This is despite many of the big retail chains scouting for FDI in their hypermarket ventures.
“We will continue to operate for a long time. If the FDI in retail is delayed, it’s not a be-all and end-all for us,” said P Venkatesalu, CFO of Tata-owned retailer Trent, on the sidelines of Retail CFO Summit, organised by retailers body Retailers Association of India in Mumbai.
Trent has largely remained profitable in the last 10 years except last year when it made a loss of Rs 46 crore (Rs 460 million).
Tesco, the UK’s largest food retailer, is believed to be interested in investing in hypermarkets of Trent.

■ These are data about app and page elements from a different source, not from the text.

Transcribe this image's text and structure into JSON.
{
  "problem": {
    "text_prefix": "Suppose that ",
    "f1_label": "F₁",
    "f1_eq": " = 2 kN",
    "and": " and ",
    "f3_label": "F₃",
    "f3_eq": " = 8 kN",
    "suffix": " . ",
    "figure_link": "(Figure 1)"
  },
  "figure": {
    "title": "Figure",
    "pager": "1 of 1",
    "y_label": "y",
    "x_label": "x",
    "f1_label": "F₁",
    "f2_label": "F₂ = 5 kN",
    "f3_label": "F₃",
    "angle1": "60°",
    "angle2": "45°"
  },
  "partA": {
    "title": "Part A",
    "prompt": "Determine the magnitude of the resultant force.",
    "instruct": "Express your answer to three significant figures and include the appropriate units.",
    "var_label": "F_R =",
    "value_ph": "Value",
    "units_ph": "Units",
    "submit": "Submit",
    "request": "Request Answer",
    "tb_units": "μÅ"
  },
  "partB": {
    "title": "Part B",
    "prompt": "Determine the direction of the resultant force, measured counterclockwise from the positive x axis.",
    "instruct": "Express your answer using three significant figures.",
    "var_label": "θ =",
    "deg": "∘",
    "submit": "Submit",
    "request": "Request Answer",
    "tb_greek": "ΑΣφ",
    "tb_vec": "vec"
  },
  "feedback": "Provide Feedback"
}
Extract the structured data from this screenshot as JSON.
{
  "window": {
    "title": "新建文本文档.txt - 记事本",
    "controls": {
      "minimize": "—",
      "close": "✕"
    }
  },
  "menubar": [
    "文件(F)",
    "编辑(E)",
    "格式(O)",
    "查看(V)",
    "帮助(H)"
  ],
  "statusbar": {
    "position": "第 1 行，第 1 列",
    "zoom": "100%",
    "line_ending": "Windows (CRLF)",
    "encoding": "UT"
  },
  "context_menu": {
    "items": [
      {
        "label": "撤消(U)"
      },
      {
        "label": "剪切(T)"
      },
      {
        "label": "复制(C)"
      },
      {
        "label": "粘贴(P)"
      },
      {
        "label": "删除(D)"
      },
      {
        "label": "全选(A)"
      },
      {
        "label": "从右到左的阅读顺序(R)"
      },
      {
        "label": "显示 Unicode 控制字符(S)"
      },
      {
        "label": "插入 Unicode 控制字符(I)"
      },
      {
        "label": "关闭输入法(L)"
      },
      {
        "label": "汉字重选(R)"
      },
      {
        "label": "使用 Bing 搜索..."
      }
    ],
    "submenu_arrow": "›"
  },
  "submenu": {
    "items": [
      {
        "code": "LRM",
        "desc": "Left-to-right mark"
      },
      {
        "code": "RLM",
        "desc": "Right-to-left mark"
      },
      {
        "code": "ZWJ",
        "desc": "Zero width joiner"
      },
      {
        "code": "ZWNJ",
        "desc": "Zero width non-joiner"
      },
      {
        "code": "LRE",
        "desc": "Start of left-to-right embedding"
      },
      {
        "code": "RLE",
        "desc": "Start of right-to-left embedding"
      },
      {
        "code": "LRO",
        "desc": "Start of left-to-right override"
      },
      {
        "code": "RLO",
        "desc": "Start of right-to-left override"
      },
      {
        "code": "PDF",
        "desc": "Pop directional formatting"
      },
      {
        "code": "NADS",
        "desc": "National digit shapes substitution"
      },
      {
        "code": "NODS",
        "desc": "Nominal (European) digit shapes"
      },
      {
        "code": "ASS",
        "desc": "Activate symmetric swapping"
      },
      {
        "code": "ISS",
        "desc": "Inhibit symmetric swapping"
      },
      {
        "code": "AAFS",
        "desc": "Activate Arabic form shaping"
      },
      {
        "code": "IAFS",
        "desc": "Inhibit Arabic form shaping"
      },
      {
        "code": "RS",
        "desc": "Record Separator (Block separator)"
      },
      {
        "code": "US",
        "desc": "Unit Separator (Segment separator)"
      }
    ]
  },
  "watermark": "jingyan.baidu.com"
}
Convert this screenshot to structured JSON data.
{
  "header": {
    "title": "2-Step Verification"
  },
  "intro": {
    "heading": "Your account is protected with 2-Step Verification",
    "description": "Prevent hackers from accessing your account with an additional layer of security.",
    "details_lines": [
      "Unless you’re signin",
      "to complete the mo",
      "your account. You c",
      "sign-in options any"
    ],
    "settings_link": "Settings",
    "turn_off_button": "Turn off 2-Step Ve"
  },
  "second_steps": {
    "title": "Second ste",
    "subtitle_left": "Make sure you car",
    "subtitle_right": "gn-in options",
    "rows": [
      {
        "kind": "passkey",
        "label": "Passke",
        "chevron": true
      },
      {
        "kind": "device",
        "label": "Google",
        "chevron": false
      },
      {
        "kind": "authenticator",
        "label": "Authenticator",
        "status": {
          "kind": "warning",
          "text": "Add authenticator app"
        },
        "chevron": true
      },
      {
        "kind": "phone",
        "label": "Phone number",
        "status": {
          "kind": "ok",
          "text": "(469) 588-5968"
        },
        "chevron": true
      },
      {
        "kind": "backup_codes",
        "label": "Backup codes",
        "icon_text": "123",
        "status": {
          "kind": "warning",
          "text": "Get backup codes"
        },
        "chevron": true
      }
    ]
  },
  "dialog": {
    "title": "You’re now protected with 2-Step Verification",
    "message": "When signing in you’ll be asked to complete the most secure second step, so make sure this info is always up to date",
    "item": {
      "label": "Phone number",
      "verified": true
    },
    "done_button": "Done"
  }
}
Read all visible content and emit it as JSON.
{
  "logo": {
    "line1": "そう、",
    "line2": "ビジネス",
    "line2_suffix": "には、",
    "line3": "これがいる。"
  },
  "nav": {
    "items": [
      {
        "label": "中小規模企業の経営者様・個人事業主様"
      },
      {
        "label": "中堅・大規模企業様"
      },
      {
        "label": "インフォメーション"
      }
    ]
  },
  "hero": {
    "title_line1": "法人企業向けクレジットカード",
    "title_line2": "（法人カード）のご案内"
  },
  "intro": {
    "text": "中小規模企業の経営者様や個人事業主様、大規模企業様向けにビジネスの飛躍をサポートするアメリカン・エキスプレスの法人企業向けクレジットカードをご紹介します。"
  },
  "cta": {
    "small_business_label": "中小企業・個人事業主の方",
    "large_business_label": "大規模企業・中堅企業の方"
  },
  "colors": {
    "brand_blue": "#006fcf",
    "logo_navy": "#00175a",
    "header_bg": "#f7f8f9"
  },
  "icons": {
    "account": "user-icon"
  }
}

Tesco currently has a franchise agreement with Trent Hypermarkets for the latter’s back-end operations.
Senior executives of Future Group, the country’s largest retailer, also echoed Venkatesalu’s views.
“We can manage. We have already created three separate verticals which have brought in efficiencies,” said C P Toshniwal, CFO of Pantaloon Retail, the flagship of Kishore Biyani’s Future Group.
Although the government has opened up India’s multi brand retail sector, it has not received any applications so far.
Although Future Group was in talks with various international retailers and investors, it has not announced any deals so far.
“Now we have done a lot of divestments such as our fashion format Pantaloons, Future Capital and so on.
"We are in a comfortable position now and not really looking forward to selling anything in retail now,” said another executive with Future Group.
However, it has sold a majority stake in its fashion format Pantaloons to Aditya Birla Group for a consideration of Rs 1,600 crore (Rs 16 billion), including the transfer of Rs 800-crore debt.
It hived off the fashion business of Pantaloon Retail and Future Venture to a new company, Future Lifestyle Fashion, where it has transferred a debt of Rs 1,220 crore to the new entity.
Both the deals are expected to reduce Pantaloon Retail’s debt by Rs 2,820 crore (Rs 28.2 billion).
As of December 31, 2012, it had a debt of over Rs 6,000 crore (Rs 60 billion).
“If you have scale and robust model, you can work around,” said the executive.